hrvatski jezikClear Cookie - decide language by browser settings

No evidence of immediate fitness benefits of within-season divorce in monogamous birds

Čulina, Antica; Brouwer, Lyanne (2022) No evidence of immediate fitness benefits of within-season divorce in monogamous birds. Cellular & Molecular Biology Letters, 18 (5). ISSN 1744-957X

[img] PDF - Published Version - article
Available under License Creative Commons Attribution.

Download (585kB)


Individuals of socially monogamous species can correct for suboptimal partnerships via two secondary mating strategies: divorce and extra-pair mating, with the former potentially providing both genetic and social benefits. Divorcing between breeding seasons has been shown to be generally adaptive behaviour across monogamous birds. Interestingly, some pairs also divorce during the breeding season, when constraints on finding a new partner are stronger. Despite being important for a comprehensive understanding of the evolution of social monogamy, whether within-season divorce is adaptive and how it relates to extra-pair mating remains unknown. Here, we meta-analysed 90 effect sizes on within-season divorce and breeding success, extracted from 31 studies on 24 species. We found no evidence that within-season divorce is adaptive for breeding success. However, the large heterogeneity of effect sizes and strong phylogenetic signal suggest social and environmental factors—which have rarely been considered in empirical studies—may play an important role in explaining variation among populations and species. Furthermore, we found no evidence that within-season divorce and extra-pair mating are complementary strategies. We discuss our findings within the current evidence of the adaptiveness of secondary mating strategies and their interplay that ultimately shapes the evolution of social monogamy.

Item Type: Article
Uncontrolled Keywords: divorce; monogamy; birds
NATURAL SCIENCES > Biology > Zoology
NATURAL SCIENCES > Biology > Ecology
Divisions: Division for Marine and Enviromental Research
Depositing User: Antica Čulina
Date Deposited: 29 Jan 2024 14:58
DOI: 10.1098/rsbl.2021.0671

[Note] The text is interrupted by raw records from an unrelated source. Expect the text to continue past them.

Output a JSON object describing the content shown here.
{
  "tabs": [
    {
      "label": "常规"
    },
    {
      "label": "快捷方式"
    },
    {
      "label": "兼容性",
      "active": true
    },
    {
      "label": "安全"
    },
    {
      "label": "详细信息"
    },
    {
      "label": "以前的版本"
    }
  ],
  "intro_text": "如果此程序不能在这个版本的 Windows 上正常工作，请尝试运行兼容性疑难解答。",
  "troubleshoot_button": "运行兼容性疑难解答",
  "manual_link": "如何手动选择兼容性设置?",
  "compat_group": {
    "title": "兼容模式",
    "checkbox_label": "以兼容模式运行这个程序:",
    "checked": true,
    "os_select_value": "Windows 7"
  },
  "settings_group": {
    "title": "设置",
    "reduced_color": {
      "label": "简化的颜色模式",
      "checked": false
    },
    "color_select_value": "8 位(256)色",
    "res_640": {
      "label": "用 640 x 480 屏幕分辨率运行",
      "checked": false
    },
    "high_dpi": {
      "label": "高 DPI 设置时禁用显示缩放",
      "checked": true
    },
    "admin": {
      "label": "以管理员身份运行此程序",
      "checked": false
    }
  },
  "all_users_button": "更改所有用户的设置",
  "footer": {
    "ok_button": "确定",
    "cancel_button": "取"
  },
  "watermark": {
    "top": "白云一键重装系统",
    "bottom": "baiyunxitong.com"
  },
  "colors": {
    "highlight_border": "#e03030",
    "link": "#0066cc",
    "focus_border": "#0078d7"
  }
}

Actions (login required)

View Item View Item


Downloads per month over past year

Increase Font
Decrease Font
Dyslexic Font